1 in 10 x $1,000,000 = $100,000 $150,000 Don't Install Signal
1 in 2 x $1,000,000 = $500,000 $150,000 Install Signal

Of course, some people will object to this kind of analysis, suggesting that no cost is too high to save a life. But, in fact, we can spend too much to save a single life. Suppose that a train-crossing signal were installed at a site where the chance of a fatal accident were only one in a million. In that case, society would have invested $150,000 with only a very slight chance of a valuable return. That $150,000 would probably have been better spent on early childhood education or cancer research or CPR training -- all of which would have a very good chance of earning a very valuable return. Cost-benefit analysis is socially responsible and economically sound.

In general, a very simple evaluation of costs and benefits (like the decision where to place a train crossing signal) is adequate. It's a simple measurement of expected values.

However, expected-value breaks down as a cost-benefit analysis tool at a certain level. For instance, the Secret Service goes to extraordinary lengths to protect the life of the President of the United States, because a President's death is considerably more catastrophic than the death of most other individuals -- not because the President's life is intrinsically more valuable than a mechanic's or a preacher's, but because the violent death of a President can set off a chain of consequences that could lead to financial panic, political instability, and social unrest.

When simple expected-value analysis breaks down, engineers, economist, politicians, and other planners are obligated to consider minimax (alternatively called "maximin") solutions. A minimax solution seeks the best-possible outcome from the worst-case scenario. (The nomenclature difference between "minimax" and "maximin" depends on whether we're looking at the outcome as "cost" or "benefit"; the basic point is the same, that we are trying to make the best of the worst situation.)

Flood protections based on an expected-value estimate will probably be inadequate under a minimax approach. London, like New Orleans, is at high risk for catastrophic flooding, but London's defenses have been designed to handle a flooding that is only expected once in a thousand years.

In the case of New Orleans, it's evident that the worst-case scenario (or something close to it) has come true. But the risk has been clearly known for years, and it's clear that major hurricanes are bound to strike virtually every part of the US Gulf and Atlantic coasts.

The expected-value method breaks down for events of this magnitude. If we insist on inadequately preparing major cities for catastrophic events by using minimax preparations, then we can expect disaster when another hurricane hits New York, or when another massive power failure blacks out a quarter of the country, or when the big earthquake finally hits Los Angeles.

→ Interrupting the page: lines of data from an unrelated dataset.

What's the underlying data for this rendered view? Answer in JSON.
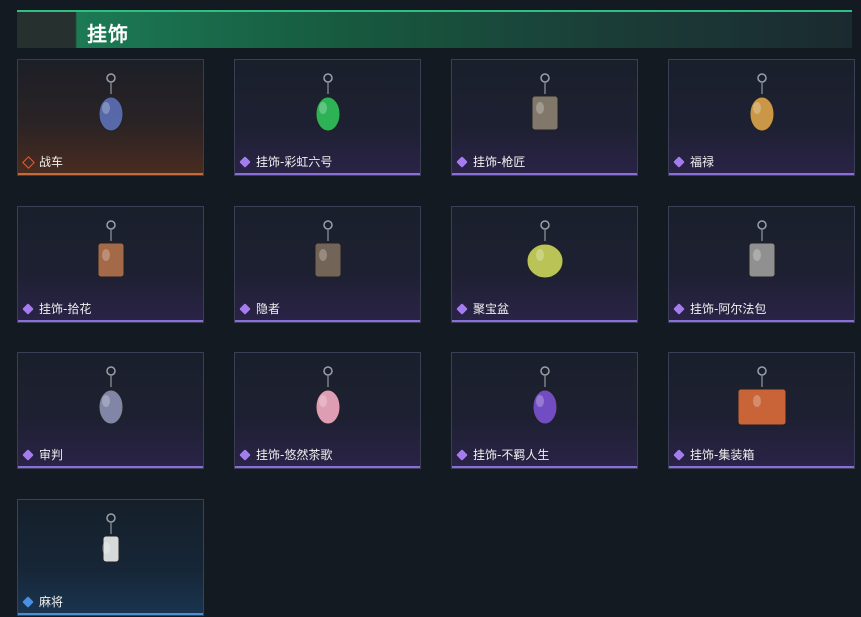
{
  "header": {
    "title": "挂饰"
  },
  "items": [
    {
      "name": "战车",
      "rarity": "orange",
      "icon": "tank-charm-icon",
      "color": "#5b6fb5"
    },
    {
      "name": "挂饰-彩虹六号",
      "rarity": "purple",
      "icon": "rainbow-six-charm-icon",
      "color": "#2fbf5a"
    },
    {
      "name": "挂饰-枪匠",
      "rarity": "purple",
      "icon": "gunsmith-vest-charm-icon",
      "color": "#8a8070"
    },
    {
      "name": "福禄",
      "rarity": "purple",
      "icon": "gourd-charm-icon",
      "color": "#d9a24a"
    },
    {
      "name": "挂饰-拾花",
      "rarity": "purple",
      "icon": "card-charm-icon",
      "color": "#b0704a"
    },
    {
      "name": "隐者",
      "rarity": "purple",
      "icon": "hermit-charm-icon",
      "color": "#7a6a5a"
    },
    {
      "name": "聚宝盆",
      "rarity": "purple",
      "icon": "treasure-bowl-charm-icon",
      "color": "#c8d25a"
    },
    {
      "name": "挂饰-阿尔法包",
      "rarity": "purple",
      "icon": "alpha-pack-charm-icon",
      "color": "#9a9a9a"
    },
    {
      "name": "审判",
      "rarity": "purple",
      "icon": "judge-charm-icon",
      "color": "#8a8fb0"
    },
    {
      "name": "挂饰-悠然茶歌",
      "rarity": "purple",
      "icon": "cupcake-charm-icon",
      "color": "#f0a8c0"
    },
    {
      "name": "挂饰-不羁人生",
      "rarity": "purple",
      "icon": "sneaker-charm-icon",
      "color": "#7a50d0"
    },
    {
      "name": "挂饰-集装箱",
      "rarity": "purple",
      "icon": "container-charm-icon",
      "color": "#d86a3a"
    },
    {
      "name": "麻将",
      "rarity": "blue",
      "icon": "mahjong-tile-charm-icon",
      "color": "#e8e8e8"
    }
  ]
}
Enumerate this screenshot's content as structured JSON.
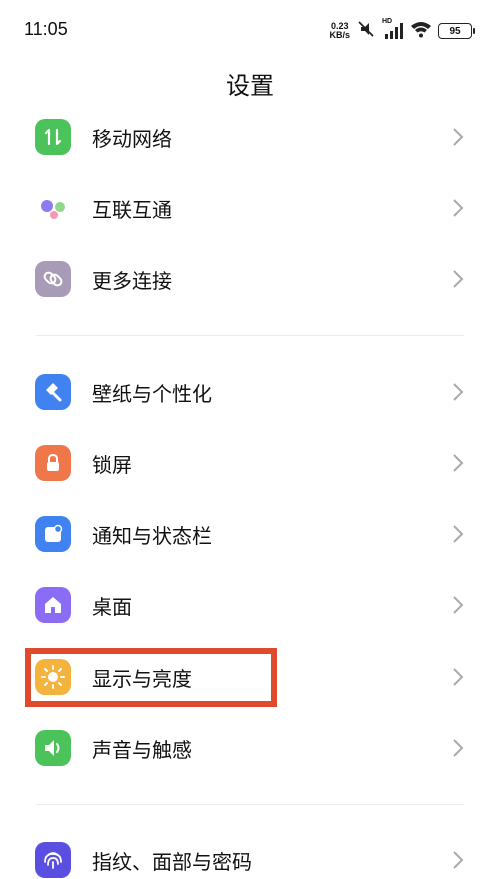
{
  "status_bar": {
    "time": "11:05",
    "net_speed_value": "0.23",
    "net_speed_unit": "KB/s",
    "hd_label": "HD",
    "battery": "95"
  },
  "page_title": "设置",
  "sections": [
    {
      "items": [
        {
          "label": "移动网络",
          "icon": "mobile-network-icon",
          "color": "#4cc35a"
        },
        {
          "label": "互联互通",
          "icon": "interconnect-icon",
          "color": "#ffffff"
        },
        {
          "label": "更多连接",
          "icon": "link-icon",
          "color": "#a79bb8"
        }
      ]
    },
    {
      "items": [
        {
          "label": "壁纸与个性化",
          "icon": "wallpaper-brush-icon",
          "color": "#3f82f0"
        },
        {
          "label": "锁屏",
          "icon": "lock-icon",
          "color": "#f0774a"
        },
        {
          "label": "通知与状态栏",
          "icon": "notification-icon",
          "color": "#3f82f0"
        },
        {
          "label": "桌面",
          "icon": "home-icon",
          "color": "#8b6cf5"
        },
        {
          "label": "显示与亮度",
          "icon": "brightness-icon",
          "color": "#f4b33c"
        },
        {
          "label": "声音与触感",
          "icon": "sound-icon",
          "color": "#4cc35a"
        }
      ]
    },
    {
      "items": [
        {
          "label": "指纹、面部与密码",
          "icon": "fingerprint-icon",
          "color": "#5a4fe0"
        }
      ]
    }
  ],
  "highlight_color": "#e04a2c"
}
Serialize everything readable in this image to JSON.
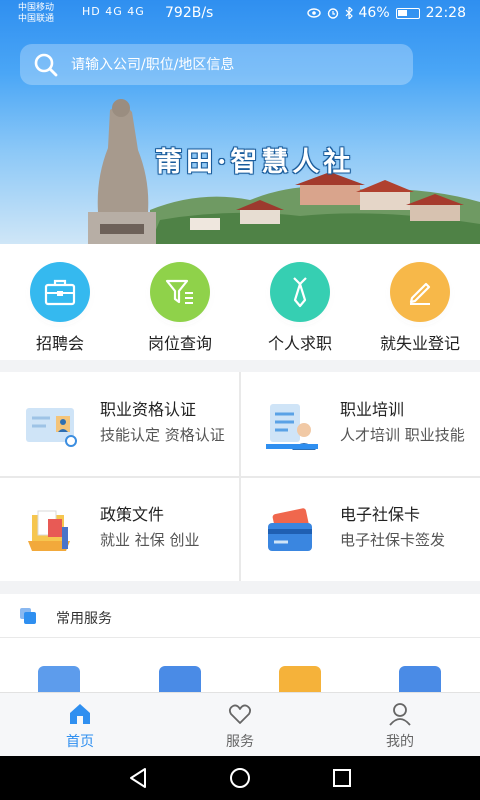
{
  "statusbar": {
    "carrier1": "中国移动",
    "carrier2": "中国联通",
    "net": "HD 4G 4G",
    "speed": "792B/s",
    "battery": "46%",
    "time": "22:28"
  },
  "search": {
    "placeholder": "请输入公司/职位/地区信息"
  },
  "banner": {
    "title": "莆田·智慧人社"
  },
  "quick": [
    {
      "label": "招聘会",
      "icon": "briefcase-icon",
      "color": "#35b9ef"
    },
    {
      "label": "岗位查询",
      "icon": "filter-icon",
      "color": "#8fd24a"
    },
    {
      "label": "个人求职",
      "icon": "tie-icon",
      "color": "#36cfb2"
    },
    {
      "label": "就失业登记",
      "icon": "pencil-icon",
      "color": "#f7b849"
    }
  ],
  "cards": [
    {
      "title": "职业资格认证",
      "desc": "技能认定 资格认证",
      "icon": "certificate-icon"
    },
    {
      "title": "职业培训",
      "desc": "人才培训 职业技能",
      "icon": "training-icon"
    },
    {
      "title": "政策文件",
      "desc": "就业 社保 创业",
      "icon": "document-folder-icon"
    },
    {
      "title": "电子社保卡",
      "desc": "电子社保卡签发",
      "icon": "card-icon"
    }
  ],
  "common": {
    "title": "常用服务"
  },
  "tabs": [
    {
      "label": "首页",
      "icon": "home-icon",
      "active": true
    },
    {
      "label": "服务",
      "icon": "heart-icon",
      "active": false
    },
    {
      "label": "我的",
      "icon": "user-icon",
      "active": false
    }
  ],
  "colors": {
    "accent": "#2f8ff0"
  }
}
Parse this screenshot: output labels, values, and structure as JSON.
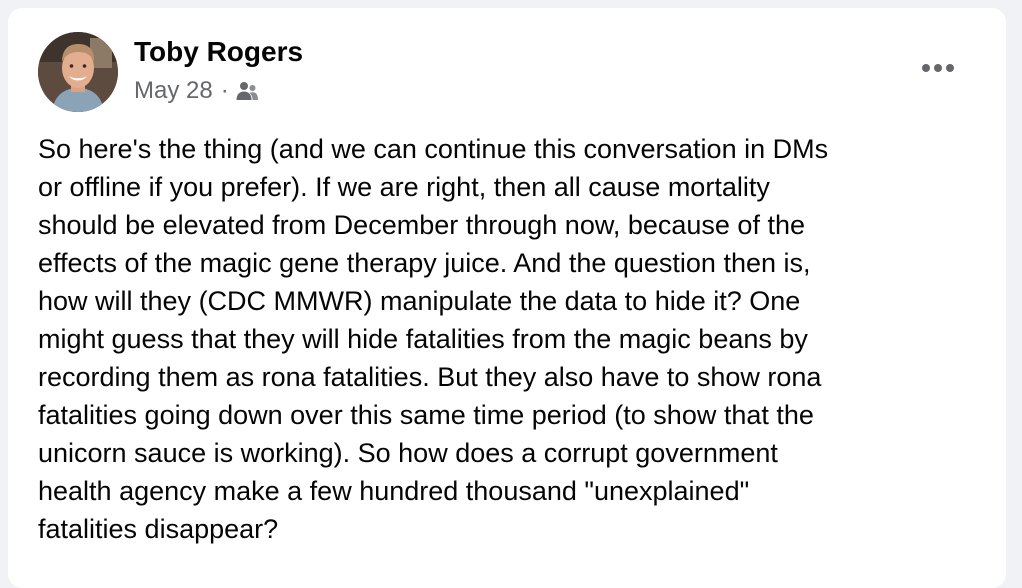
{
  "post": {
    "author": "Toby Rogers",
    "date": "May 28",
    "separator": "·",
    "audience_icon": "friends-icon",
    "more_icon": "more-options-icon",
    "body_lines": [
      "So here's the thing (and we can continue this conversation in DMs",
      "or offline if you prefer). If we are right, then all cause mortality",
      "should be elevated from December through now, because of the",
      "effects of the magic gene therapy juice. And the question then is,",
      "how will they (CDC MMWR) manipulate the data to hide it? One",
      "might guess that they will hide fatalities from the magic beans by",
      "recording them as rona fatalities. But they also have to show rona",
      "fatalities going down over this same time period (to show that the",
      "unicorn sauce is working). So how does a corrupt government",
      "health agency make a few hundred thousand \"unexplained\"",
      "fatalities disappear?"
    ]
  },
  "colors": {
    "page_background": "#f0f2f5",
    "card_background": "#ffffff",
    "primary_text": "#050505",
    "secondary_text": "#65676b"
  }
}
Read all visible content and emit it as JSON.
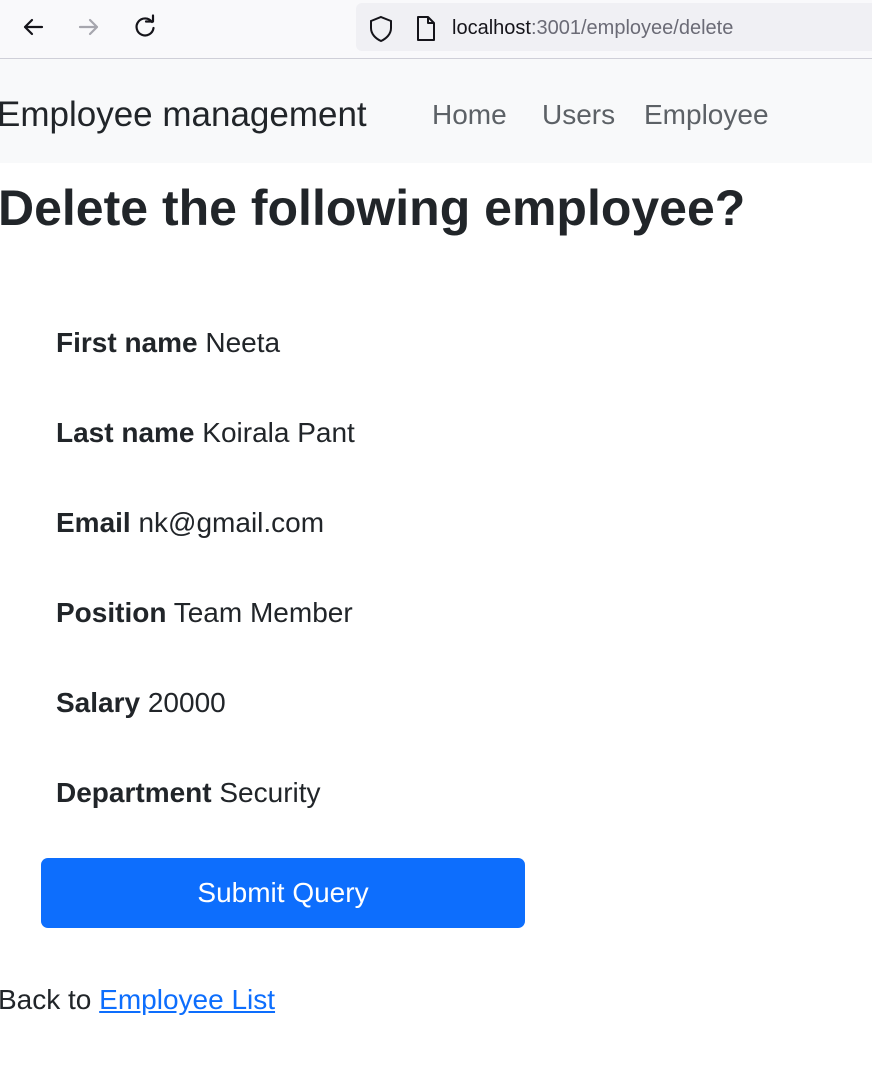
{
  "browser": {
    "url_host": "localhost",
    "url_path": ":3001/employee/delete",
    "icons": [
      "back-arrow-icon",
      "forward-arrow-icon",
      "reload-icon",
      "shield-icon",
      "page-icon"
    ]
  },
  "navbar": {
    "brand": "Employee management",
    "links": [
      {
        "label": "Home"
      },
      {
        "label": "Users"
      },
      {
        "label": "Employee"
      }
    ]
  },
  "main": {
    "title": "Delete the following employee?",
    "fields": [
      {
        "label": "First name",
        "value": "Neeta"
      },
      {
        "label": "Last name",
        "value": "Koirala Pant"
      },
      {
        "label": "Email",
        "value": "nk@gmail.com"
      },
      {
        "label": "Position",
        "value": "Team Member"
      },
      {
        "label": "Salary",
        "value": "20000"
      },
      {
        "label": "Department",
        "value": "Security"
      }
    ],
    "submit_label": "Submit Query",
    "back_prefix": "Back to ",
    "back_link": "Employee List"
  },
  "colors": {
    "primary": "#0d6efd",
    "navbar_bg": "#f8f9fa",
    "text": "#212529",
    "nav_link": "#5c6166"
  }
}
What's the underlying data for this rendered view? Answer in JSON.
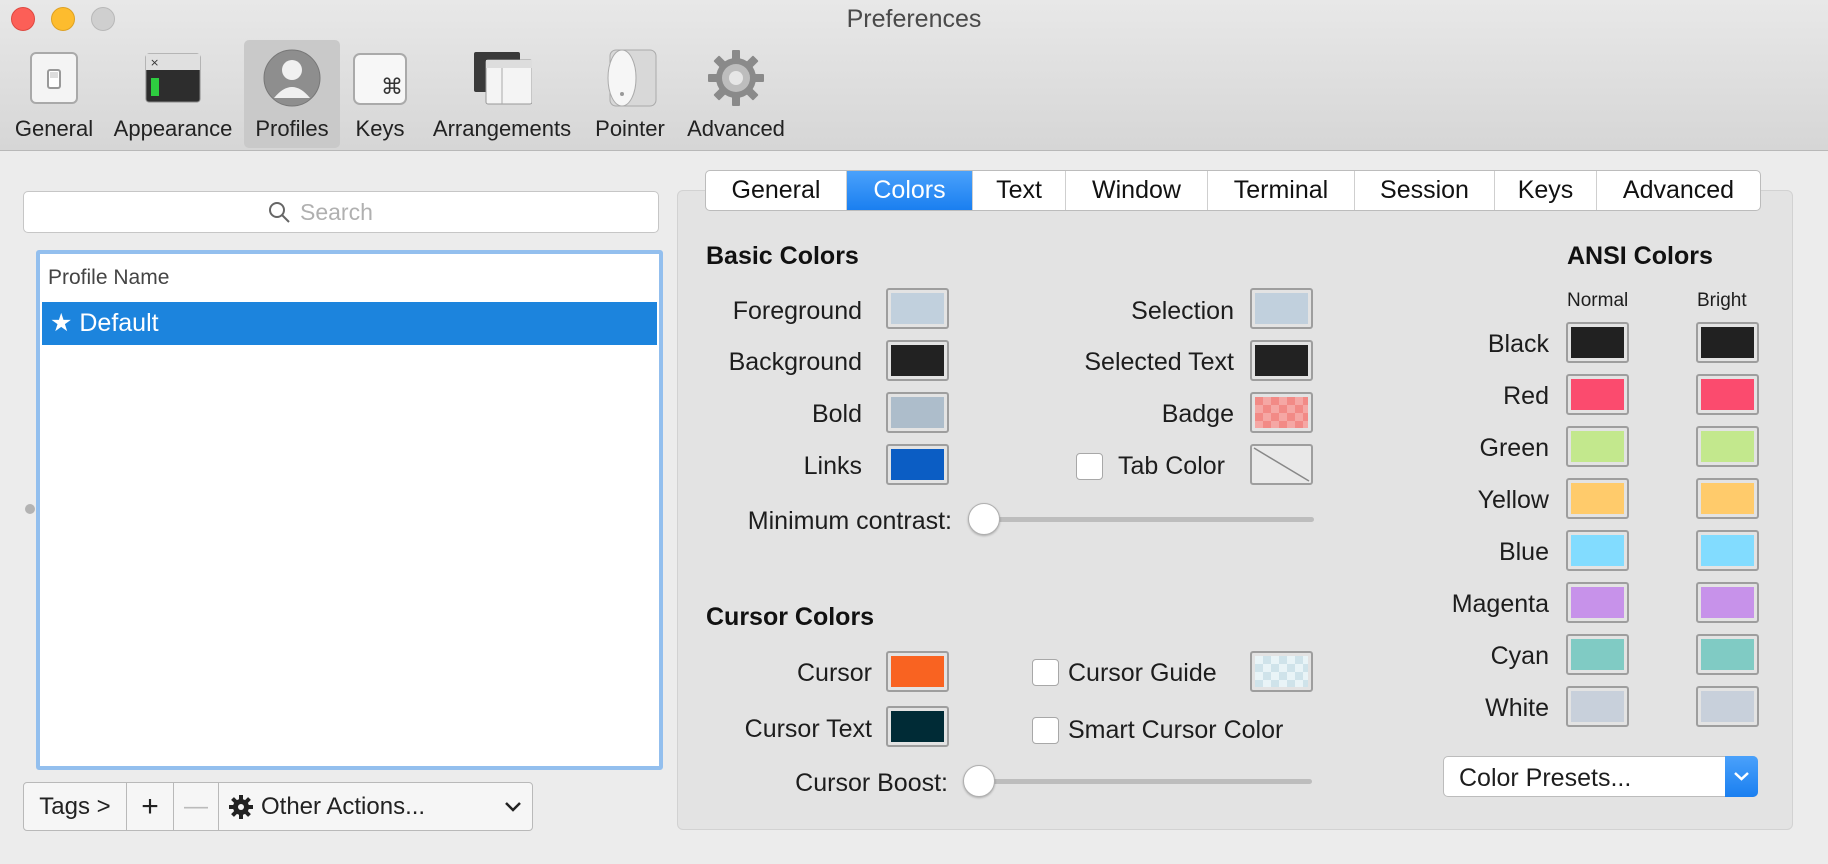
{
  "window": {
    "title": "Preferences"
  },
  "toolbar": {
    "items": [
      {
        "label": "General",
        "icon": "switch-icon"
      },
      {
        "label": "Appearance",
        "icon": "window-appearance-icon"
      },
      {
        "label": "Profiles",
        "icon": "person-icon"
      },
      {
        "label": "Keys",
        "icon": "command-key-icon"
      },
      {
        "label": "Arrangements",
        "icon": "windows-arrangement-icon"
      },
      {
        "label": "Pointer",
        "icon": "mouse-icon"
      },
      {
        "label": "Advanced",
        "icon": "gear-icon"
      }
    ],
    "active": "Profiles"
  },
  "sidebar": {
    "search": {
      "placeholder": "Search",
      "value": ""
    },
    "column_header": "Profile Name",
    "profiles": [
      {
        "name": "★ Default",
        "selected": true
      }
    ],
    "tags_button": "Tags >",
    "add_button": "+",
    "remove_button": "—",
    "other_actions": "Other Actions..."
  },
  "tabs": {
    "items": [
      "General",
      "Colors",
      "Text",
      "Window",
      "Terminal",
      "Session",
      "Keys",
      "Advanced"
    ],
    "active": "Colors"
  },
  "basic_colors": {
    "title": "Basic Colors",
    "foreground": {
      "label": "Foreground",
      "color": "#c1d0dd"
    },
    "background": {
      "label": "Background",
      "color": "#222222"
    },
    "bold": {
      "label": "Bold",
      "color": "#adbdcb"
    },
    "links": {
      "label": "Links",
      "color": "#0b5dc4"
    },
    "selection": {
      "label": "Selection",
      "color": "#c1d0dd"
    },
    "selected_text": {
      "label": "Selected Text",
      "color": "#222222"
    },
    "badge": {
      "label": "Badge",
      "color": "#f28a86"
    },
    "tab_color": {
      "label": "Tab Color",
      "checked": false
    },
    "minimum_contrast": {
      "label": "Minimum contrast:",
      "value": 0
    }
  },
  "cursor_colors": {
    "title": "Cursor Colors",
    "cursor": {
      "label": "Cursor",
      "color": "#f96321"
    },
    "cursor_text": {
      "label": "Cursor Text",
      "color": "#002b36"
    },
    "cursor_guide": {
      "label": "Cursor Guide",
      "checked": false
    },
    "smart_cursor": {
      "label": "Smart Cursor Color",
      "checked": false
    },
    "cursor_boost": {
      "label": "Cursor Boost:",
      "value": 0
    }
  },
  "ansi": {
    "title": "ANSI Colors",
    "normal_header": "Normal",
    "bright_header": "Bright",
    "rows": [
      {
        "name": "Black",
        "normal": "#212121",
        "bright": "#212121"
      },
      {
        "name": "Red",
        "normal": "#fb4b6e",
        "bright": "#fb4b6e"
      },
      {
        "name": "Green",
        "normal": "#c3e88d",
        "bright": "#c3e88d"
      },
      {
        "name": "Yellow",
        "normal": "#ffcb6b",
        "bright": "#ffcb6b"
      },
      {
        "name": "Blue",
        "normal": "#82dcff",
        "bright": "#82dcff"
      },
      {
        "name": "Magenta",
        "normal": "#c792ea",
        "bright": "#c792ea"
      },
      {
        "name": "Cyan",
        "normal": "#80cbc4",
        "bright": "#80cbc4"
      },
      {
        "name": "White",
        "normal": "#c8d0db",
        "bright": "#c8d0db"
      }
    ],
    "presets": "Color Presets..."
  }
}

When an event is certain in the long run, there's no excuse for not using the minimax approach.